The purpose of the mentioned statutes was to render the constitutional guaranty of a speedy trial effective and to provide a method of securing such right in misdemeanor cases appealed from the justice of the peace court. The procedure provided by the statute is plain, that the defendant shall take his appeal immediately upon the rendition of the judgment, and within ten days after judgment file his appeal bond in the amount fixed and approved by the justice of the peace, conditioned on his appearance at the next term of the district court. It then becomes the duty and responsibility of the justice of the peace to certify the transcript to the district court on or before the next term to be held in the county where the case shall proceed to trial in that court, on the original complaint or, if defective, an amended complaint. The statute is intended to prevent the oppression of a citizen by holding criminal prosecutions suspended over him for an indefinite time, and to prevent delays in the administration of justice by imposing on the judicial tribunals an obligation to proceed with reasonable dispatch in the trial of criminal cases. It is a direction to the prosecuting officer to act and not delay the prosecution of those charged with crime.
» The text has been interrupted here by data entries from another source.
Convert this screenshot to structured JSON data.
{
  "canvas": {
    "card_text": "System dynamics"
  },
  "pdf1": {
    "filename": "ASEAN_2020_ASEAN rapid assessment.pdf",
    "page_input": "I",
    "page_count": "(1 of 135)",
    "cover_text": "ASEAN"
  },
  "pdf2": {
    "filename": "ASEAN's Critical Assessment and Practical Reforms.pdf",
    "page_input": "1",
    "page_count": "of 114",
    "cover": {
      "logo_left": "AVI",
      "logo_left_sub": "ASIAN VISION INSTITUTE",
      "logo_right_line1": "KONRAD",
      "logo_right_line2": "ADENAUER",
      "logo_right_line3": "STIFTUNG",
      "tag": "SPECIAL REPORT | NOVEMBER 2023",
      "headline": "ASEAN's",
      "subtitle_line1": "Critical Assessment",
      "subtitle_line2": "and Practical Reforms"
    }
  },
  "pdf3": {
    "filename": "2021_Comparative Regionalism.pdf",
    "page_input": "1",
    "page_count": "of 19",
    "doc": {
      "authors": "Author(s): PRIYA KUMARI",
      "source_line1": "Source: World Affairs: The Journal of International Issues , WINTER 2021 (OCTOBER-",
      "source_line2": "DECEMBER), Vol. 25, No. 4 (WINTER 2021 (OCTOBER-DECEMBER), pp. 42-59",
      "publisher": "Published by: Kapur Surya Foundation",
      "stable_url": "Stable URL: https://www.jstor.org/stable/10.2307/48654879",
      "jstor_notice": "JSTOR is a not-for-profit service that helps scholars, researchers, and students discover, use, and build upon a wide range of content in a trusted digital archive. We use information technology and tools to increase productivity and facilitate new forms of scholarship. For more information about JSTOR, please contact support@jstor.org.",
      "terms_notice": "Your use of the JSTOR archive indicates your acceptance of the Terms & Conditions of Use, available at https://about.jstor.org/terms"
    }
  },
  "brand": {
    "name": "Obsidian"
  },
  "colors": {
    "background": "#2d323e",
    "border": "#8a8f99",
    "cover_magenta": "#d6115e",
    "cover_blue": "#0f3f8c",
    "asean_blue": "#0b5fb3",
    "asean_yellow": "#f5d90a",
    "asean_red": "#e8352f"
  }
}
In the instant case, the defendant's appeal was suspended in midair between the justice of the peace court and the district court for one year. Had the justice of the peace performed his function and certified the record as directed by statute, the defendant might have had a trial during the January, 1951, term of the district court or succeeding terms. We can find no statute in this state which authorizes the county attorney or the justice of the peace to circumvent the mandate of the legislature as to the procedure to be followed in appeals in criminal actions from the justice of the peace to the district court.
The statement made by the county attorney to the justice of the peace not to proceed with the transcript and to forget the appeal was without any statutory authority, and afforded no reasonable or legal grounds for the failure of the justice of the peace to certify the record to the district court before the first day of the next term or within a reasonable time thereafter.
The right to a speedy trial has been zealously guarded by the English people since the signing of the Magna Charta. It is written into the constitution of the United States and has been adopted in the bill of rights of this state. A right so sacredly guarded cannot be lightly ignored. It is a right, not a privilege, and cannot be frittered away by the laches of public officers. State v. Dewey, 73 Kan. 739, 88 P. 881; In re Trull, 133 Kan. 165, 298 P. 775; 14 Am. Jur., Crim. Law, page 859.
Under the pleadings and facts set forth in the instant case, it is conclusively shown that by reason of both action and inaction on the part of the public officials hereinbefore mentioned, the defendant has been denied his constitutional right of a speedy trial, and that the trial court did not err in dismissing the action and discharging the defendant.
The judgment of the lower court is affirmed.